All of this misses the point substantially though. You can't condense the effectiveness of a modern computer down to a handful of metrics that can be directly compared to those from systems 20 years ago and make any really meaningful comparisons.

One metric I will share with you is that in my field I do a lot of Server consolidation work where I replace large numbers of 3-5 year old servers with far fewer new boxes that are inherently not that much "bigger". We typically consolidate on a 10-15 ratio depending on the load but I'd have no problem saying that I can take 10 5 year old dual socket servers that are moderately busy (~50% utilization) that would have cost ~$6k new with 1 dual socket (but now 8 core) server that costs ~$6k and expect it to host all of those without breaking past 50% itself. We also do workstation virtualization work where we will happily double that ratio without being too concerned. I'm absolutely confident saying that a typical system today is between 10 and 15 times better in terms of any metric that counts than a 4-5 year old system from a comparable segment. What's more we're doing all of this with a lower thermal\power draw per device so not only is "red line" performance increasing for general purpose computing tasks but it is steadily improving in terms of energy efficiency at the same time.

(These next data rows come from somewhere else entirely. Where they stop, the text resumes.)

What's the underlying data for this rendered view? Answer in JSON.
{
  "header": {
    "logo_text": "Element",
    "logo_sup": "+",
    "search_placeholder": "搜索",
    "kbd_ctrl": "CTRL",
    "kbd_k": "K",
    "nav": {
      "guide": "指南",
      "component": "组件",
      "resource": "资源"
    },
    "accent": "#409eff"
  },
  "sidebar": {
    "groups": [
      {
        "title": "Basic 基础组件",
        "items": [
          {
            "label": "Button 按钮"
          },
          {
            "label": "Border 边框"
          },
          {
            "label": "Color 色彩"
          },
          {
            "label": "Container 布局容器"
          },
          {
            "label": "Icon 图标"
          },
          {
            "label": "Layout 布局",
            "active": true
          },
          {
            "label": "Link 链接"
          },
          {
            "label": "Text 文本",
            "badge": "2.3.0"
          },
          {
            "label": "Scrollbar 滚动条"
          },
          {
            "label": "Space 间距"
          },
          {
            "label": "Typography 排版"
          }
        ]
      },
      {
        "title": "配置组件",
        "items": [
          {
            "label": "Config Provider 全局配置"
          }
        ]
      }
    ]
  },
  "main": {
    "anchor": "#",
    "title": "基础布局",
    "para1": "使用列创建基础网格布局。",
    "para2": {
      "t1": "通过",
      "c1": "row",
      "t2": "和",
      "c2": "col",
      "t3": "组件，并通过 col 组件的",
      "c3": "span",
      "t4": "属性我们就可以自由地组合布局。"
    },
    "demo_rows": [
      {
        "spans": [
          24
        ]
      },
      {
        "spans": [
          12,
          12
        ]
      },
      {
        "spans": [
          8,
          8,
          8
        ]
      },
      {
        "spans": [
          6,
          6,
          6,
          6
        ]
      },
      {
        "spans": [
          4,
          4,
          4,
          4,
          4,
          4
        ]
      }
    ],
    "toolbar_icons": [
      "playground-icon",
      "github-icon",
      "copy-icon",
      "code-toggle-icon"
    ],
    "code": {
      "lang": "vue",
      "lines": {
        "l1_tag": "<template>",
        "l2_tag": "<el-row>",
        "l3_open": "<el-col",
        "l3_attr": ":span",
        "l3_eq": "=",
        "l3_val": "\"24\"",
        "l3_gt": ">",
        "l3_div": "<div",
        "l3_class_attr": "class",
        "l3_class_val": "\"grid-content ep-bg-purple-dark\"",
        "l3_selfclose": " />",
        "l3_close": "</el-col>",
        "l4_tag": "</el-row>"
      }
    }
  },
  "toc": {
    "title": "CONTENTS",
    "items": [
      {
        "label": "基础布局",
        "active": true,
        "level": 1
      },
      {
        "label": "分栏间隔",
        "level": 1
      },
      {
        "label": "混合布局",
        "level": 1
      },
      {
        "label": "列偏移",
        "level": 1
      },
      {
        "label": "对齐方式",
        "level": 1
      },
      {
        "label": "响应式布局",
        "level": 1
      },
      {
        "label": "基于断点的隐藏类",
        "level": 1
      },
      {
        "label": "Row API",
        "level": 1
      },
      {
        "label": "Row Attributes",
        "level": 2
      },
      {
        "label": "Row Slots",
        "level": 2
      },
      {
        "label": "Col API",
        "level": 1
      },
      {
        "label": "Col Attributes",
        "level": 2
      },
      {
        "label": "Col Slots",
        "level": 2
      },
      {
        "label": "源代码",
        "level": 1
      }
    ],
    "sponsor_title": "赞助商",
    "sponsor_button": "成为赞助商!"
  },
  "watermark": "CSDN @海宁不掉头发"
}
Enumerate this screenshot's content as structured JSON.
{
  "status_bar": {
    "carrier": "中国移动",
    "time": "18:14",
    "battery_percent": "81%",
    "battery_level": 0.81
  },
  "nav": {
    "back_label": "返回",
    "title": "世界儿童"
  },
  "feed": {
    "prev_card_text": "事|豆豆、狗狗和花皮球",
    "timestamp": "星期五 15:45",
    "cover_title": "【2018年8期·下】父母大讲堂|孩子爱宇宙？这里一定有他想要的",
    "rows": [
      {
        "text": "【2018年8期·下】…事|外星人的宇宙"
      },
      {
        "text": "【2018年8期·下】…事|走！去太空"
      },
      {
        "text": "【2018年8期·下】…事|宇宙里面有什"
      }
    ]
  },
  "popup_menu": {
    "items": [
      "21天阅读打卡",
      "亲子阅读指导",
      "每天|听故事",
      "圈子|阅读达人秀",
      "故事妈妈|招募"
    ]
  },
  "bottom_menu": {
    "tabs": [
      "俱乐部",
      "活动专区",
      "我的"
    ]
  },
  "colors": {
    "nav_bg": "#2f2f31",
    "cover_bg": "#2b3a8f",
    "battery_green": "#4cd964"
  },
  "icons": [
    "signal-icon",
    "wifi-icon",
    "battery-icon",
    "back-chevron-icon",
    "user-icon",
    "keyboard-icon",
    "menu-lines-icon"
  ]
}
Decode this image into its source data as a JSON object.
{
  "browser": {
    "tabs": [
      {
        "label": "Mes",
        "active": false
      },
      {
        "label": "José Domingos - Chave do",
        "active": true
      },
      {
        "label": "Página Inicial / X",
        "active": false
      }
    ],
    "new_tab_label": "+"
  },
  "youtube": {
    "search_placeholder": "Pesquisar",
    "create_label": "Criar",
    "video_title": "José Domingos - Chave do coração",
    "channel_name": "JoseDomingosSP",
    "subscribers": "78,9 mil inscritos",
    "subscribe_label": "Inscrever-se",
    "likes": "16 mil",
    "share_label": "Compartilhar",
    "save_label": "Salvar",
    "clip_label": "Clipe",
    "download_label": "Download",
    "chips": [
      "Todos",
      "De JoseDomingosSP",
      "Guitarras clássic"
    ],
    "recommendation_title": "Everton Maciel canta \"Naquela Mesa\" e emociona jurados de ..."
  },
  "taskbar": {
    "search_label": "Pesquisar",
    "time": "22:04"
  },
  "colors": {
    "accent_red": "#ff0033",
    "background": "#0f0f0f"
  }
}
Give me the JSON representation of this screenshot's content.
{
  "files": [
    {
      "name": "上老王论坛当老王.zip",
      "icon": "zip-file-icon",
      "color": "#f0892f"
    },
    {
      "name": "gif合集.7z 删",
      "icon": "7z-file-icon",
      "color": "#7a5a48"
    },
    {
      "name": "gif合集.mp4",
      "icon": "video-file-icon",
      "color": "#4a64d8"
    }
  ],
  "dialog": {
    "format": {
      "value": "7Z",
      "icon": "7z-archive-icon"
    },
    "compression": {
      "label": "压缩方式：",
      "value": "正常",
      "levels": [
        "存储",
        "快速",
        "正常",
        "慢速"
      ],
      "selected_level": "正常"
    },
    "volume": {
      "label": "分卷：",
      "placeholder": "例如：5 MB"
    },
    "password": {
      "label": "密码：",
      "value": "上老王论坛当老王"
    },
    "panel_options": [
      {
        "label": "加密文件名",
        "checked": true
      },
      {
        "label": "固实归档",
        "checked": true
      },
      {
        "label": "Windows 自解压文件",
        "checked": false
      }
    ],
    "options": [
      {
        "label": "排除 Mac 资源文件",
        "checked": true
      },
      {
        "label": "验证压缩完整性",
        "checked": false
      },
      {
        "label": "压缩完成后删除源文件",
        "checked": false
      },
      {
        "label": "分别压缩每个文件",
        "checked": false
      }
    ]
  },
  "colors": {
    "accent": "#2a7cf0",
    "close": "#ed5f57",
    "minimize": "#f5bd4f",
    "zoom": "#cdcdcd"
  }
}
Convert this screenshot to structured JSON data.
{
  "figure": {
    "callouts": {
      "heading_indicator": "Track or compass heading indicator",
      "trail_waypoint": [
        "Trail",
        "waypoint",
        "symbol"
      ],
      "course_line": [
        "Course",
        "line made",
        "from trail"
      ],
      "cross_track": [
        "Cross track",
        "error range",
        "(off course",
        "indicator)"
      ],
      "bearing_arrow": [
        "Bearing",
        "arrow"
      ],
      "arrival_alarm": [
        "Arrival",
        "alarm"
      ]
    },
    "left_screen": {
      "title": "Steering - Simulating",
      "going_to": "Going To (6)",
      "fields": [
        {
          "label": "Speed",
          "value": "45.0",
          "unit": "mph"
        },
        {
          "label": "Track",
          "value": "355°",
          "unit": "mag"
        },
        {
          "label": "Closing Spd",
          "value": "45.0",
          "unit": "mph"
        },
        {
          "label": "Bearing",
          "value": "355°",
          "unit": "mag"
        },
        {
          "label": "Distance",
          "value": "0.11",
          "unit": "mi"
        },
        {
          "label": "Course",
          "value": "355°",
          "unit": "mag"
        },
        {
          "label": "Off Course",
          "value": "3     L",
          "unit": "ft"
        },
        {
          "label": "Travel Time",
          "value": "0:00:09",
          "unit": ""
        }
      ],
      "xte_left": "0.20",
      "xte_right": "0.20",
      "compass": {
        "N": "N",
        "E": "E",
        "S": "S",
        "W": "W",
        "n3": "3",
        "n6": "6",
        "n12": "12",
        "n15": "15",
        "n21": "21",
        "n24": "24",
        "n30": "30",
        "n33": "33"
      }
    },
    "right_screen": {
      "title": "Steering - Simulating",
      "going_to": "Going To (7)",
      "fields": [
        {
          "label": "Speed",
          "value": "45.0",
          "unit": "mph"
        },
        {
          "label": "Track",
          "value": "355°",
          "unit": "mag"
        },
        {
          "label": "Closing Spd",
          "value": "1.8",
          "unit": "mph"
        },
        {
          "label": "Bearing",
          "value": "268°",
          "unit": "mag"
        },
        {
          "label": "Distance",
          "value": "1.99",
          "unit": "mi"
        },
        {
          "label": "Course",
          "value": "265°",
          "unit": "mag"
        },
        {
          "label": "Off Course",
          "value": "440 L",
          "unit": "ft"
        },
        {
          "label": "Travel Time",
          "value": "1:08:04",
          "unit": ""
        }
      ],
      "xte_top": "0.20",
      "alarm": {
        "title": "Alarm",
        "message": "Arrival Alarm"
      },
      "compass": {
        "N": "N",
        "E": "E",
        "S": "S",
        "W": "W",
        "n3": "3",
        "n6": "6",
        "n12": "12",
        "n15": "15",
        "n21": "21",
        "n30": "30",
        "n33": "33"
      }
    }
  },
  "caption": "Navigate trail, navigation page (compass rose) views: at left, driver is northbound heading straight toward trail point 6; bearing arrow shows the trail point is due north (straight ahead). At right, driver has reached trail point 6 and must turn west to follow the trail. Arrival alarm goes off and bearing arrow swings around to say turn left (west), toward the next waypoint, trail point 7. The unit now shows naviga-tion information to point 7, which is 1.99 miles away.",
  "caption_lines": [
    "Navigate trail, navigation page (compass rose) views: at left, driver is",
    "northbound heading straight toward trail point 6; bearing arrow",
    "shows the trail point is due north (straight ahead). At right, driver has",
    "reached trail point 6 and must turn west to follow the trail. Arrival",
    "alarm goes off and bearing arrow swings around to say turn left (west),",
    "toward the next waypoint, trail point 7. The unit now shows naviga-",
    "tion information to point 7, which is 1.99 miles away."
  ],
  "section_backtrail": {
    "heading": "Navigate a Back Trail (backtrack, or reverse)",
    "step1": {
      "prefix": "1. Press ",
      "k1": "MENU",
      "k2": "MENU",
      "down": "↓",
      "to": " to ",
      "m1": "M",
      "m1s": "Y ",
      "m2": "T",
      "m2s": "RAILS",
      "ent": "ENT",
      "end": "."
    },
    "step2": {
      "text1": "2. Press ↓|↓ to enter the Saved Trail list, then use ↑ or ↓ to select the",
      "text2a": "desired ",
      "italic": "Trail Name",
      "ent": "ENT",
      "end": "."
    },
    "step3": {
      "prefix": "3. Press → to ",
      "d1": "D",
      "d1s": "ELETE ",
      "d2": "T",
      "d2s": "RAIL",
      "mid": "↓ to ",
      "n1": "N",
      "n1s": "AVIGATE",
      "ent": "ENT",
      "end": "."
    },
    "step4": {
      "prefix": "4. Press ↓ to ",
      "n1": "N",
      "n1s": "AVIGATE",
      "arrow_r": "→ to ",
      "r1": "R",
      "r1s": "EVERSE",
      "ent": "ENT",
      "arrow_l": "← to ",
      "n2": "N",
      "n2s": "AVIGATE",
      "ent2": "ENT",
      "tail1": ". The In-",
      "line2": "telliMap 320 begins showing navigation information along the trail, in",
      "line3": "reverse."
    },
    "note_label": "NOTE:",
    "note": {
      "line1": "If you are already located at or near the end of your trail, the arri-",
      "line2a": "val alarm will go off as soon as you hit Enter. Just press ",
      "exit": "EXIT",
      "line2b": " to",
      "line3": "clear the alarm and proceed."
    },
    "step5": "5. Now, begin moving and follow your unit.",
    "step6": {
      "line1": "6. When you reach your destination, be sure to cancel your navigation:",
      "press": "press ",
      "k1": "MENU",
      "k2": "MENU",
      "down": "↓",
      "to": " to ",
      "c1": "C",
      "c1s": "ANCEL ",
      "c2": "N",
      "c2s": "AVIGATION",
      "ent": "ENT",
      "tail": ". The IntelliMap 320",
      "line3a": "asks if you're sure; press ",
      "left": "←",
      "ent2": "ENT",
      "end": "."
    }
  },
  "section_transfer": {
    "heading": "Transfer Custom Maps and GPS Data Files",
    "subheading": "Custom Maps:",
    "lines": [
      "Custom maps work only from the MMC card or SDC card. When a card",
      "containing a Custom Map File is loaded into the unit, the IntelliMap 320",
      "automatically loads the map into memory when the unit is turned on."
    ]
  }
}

share|improve this answer
just FYI, SSDs are good for reading, but offer poor writing performance. Spinning platters are still better. – gbjbaanb Feb 12 '10 at 18:34
That is true today (teething problems as I said) but it also depends on the SSD and whether your OS understands them well enough. A well designed SSD running with an SSD aware controller can sustain 10k small write random IOPS with ease, unfortunately those still cost a couple $K a pop but don't worry those bugs are being ironed out very fast. – Helvick Feb 13 '10 at 0:25

Moore's Law referred to the number of transistors available. So, getting a couple of data points from Wikipedia, typical iAPX chips at decade intervals

  • 1980: 8088 0.029M transistors
  • 1990: 80486DX 1.2M transistors
  • 2000: Pentium III Coppermine 28.1M transistors
  • 2010: Core i7 Bloomfield 781M transistors

so, 1980-1990, factor of 40 1990-2000, factor of 25 2000-2010, factor of 27

If we weasel a bit, and note that the 1980's CPU actually had a second chip for floating point, we get a per decade capability increase (transistor count) of around 25x pretty consistently. So I don't see (yet) transistor growth in the typical desktop computer slowing.

share|improve this answer

It kind of depends what you mean by 'growth of desktop power'. Sure, CPUs are still getting more and more powerful, but the overall performance of them isn't showing through.

One example of this is caches - whilst your CPU can crunch through a billion instructions per second, all it takes is 1 little programming exception to strike all the cache off and make the CPU fetch the instructions and data from main RAM - which is incredibly slow (by your CPUs standards). So unless you can keep your CPUs 'fed' with data, its going to be twiddling its metaphorical thumbs, biting its fingernails and reading the newspaper. And your users will be throwing theiur hands up exclaiming "I bought a super new PC and it still takes ages to do stuff, what is the damn thing doing" (as the disk thrashes and the CPU cache lines slosh between threads, and the northbridge overheats transferring RAM from main memory to CPU L3 cache).

And then we put our data on the other side of the network....

So... yes - they're getting more powerful. No - they're still just as slow as they used to be.

share|improve this answer

Your Answer


By posting your answer, you agree to the privacy policy and terms of service.

Not the answer you're looking for? Browse other questions tagged or ask your own question.